Thankfully a significant number of professional landlords are up to speed on these incoming rules. A recent study by Landbay found 80% of landlords with more than 10 properties are clear on the new rules, while 70% of those with between four and 10 properties understand the EPC requirements.
However, knowing about new rules you need to meet is only the start. Investors also need to think carefully about how they are going to go about reaching those higher required standards.
Paying for improvements
For investors who need to carry out works in order to raise the standard of their portfolio to meet these new requirements, there is the big question of funding. How are they going to raise the cash needed to pay for those improvements?
Remortgaging is one option, but not necessarily an ideal one. If the landlord is in the middle of an excellent, lengthy fixed rate deal then remortgaging will mean not only sacrificing that rate but also potentially having to shell out thousands on early repayment charges. Throw in the likelihood of moving into a higher and more costly loan-to-value band, and it’s clear that opting for the remortgage route can come with a heavy price.
However, there’s a useful alternative in the form of second charge mortgages, and it’s an option we have seen growing numbers of investors opt for lately.
The money is raised against the equity held in the property, so a second charge means the original buy-to-let mortgage is untouched. As a result, the landlord can continue to enjoy the benefits of the excellent, cheap deal they are already on, and can avoid the financial penalties that come from exit fees and moving up the LTV ladder.
What’s more, the last couple of years have provided landlords with a little more wiggle room on the equity front, thanks to the increased movement in house price growth. According to the latest house price index from the Office for National Statistics, the typical UK property saw its value jump by 10.8% in the 12 months to December 2021. In cash terms, that meant it grew in value by an average of £27,000. Unlocking a chunk of that through a second charge mortgage can be just what a landlord needs to cover the costs of the improvement work needed to get that EPC rating up.
It’s worth highlighting just how flexible lenders have become when handling this sort of lending too. The second charge market as a whole is benefitting from the entry of new lenders who are looking to shake things up, particularly by considering cases at higher LTVs than were previously available.
But lenders are also adopting a creative approach when providing second charge deals to landlords.
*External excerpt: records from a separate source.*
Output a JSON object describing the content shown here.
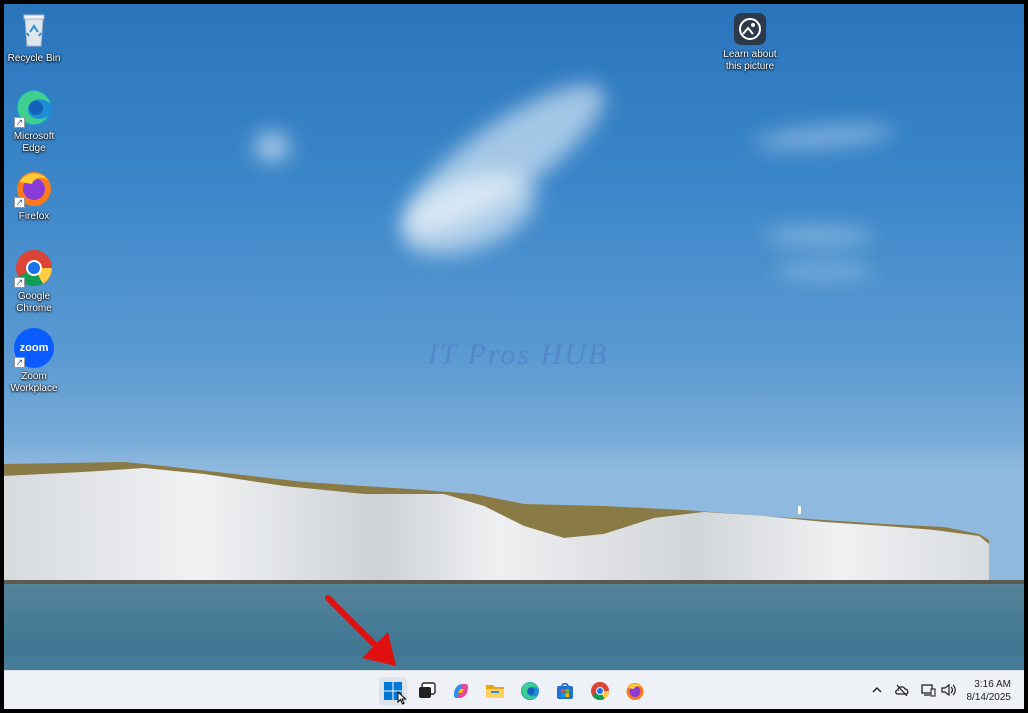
{
  "desktop": {
    "icons": [
      {
        "label": "Recycle Bin",
        "icon": "recycle-bin-icon"
      },
      {
        "label": "Microsoft Edge",
        "icon": "edge-icon"
      },
      {
        "label": "Firefox",
        "icon": "firefox-icon"
      },
      {
        "label": "Google Chrome",
        "icon": "chrome-icon"
      },
      {
        "label": "Zoom Workplace",
        "icon": "zoom-icon"
      }
    ],
    "spotlight": {
      "label": "Learn about this picture",
      "icon": "learn-about-picture-icon"
    },
    "zoom_icon_text": "zoom",
    "watermark": "IT Pros HUB"
  },
  "taskbar": {
    "apps": [
      {
        "name": "Start",
        "icon": "windows-start-icon",
        "active": true
      },
      {
        "name": "Task View",
        "icon": "task-view-icon"
      },
      {
        "name": "Copilot",
        "icon": "copilot-icon"
      },
      {
        "name": "File Explorer",
        "icon": "file-explorer-icon"
      },
      {
        "name": "Microsoft Edge",
        "icon": "edge-icon"
      },
      {
        "name": "Microsoft Store",
        "icon": "store-icon"
      },
      {
        "name": "Google Chrome",
        "icon": "chrome-icon"
      },
      {
        "name": "Firefox",
        "icon": "firefox-icon"
      }
    ],
    "tray": {
      "icons": [
        "show-hidden-icons-chevron",
        "onedrive-cloud-offline-icon",
        "network-icon",
        "volume-icon"
      ],
      "time": "3:16 AM",
      "date": "8/14/2025"
    }
  },
  "annotation": {
    "arrow_color": "#e01010"
  },
  "colors": {
    "windows_blue": "#0078d4",
    "taskbar_bg": "#eef2f7"
  }
}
Stress tests are handled in a more favourable way by lenders who are not bound by the Prudential Regulation Authority’s rules, while some will allow borrowers to raise funds across multiple properties at the same time in order to ensure the sums work.
It’s a useful reminder of the positive attitude towards lending that is present in the second charge market, and the flexibility that some lenders can employ to help get a case over the line.
Getting a foot in the door
However, this can require some expertise when it comes to packaging up the case and presenting it in a way that will help a lender deliver a positive response. This is known as a specialist market for a good reason – advisers who handle only a couple of second charge cases a year may not necessarily have the contacts or industry insight to know where to place these cases.
That’s why working with an expert in the field can make such a difference. Second charge specialists like Pink Pig handle seemingly complex second charge mortgages on a daily basis and can ensure that your client not only receives the highest possible standard of service, but also secures the funding they need, whether it’s for EPC-related improvements, to bolster their portfolio, or simply to rearrange the financing of their business.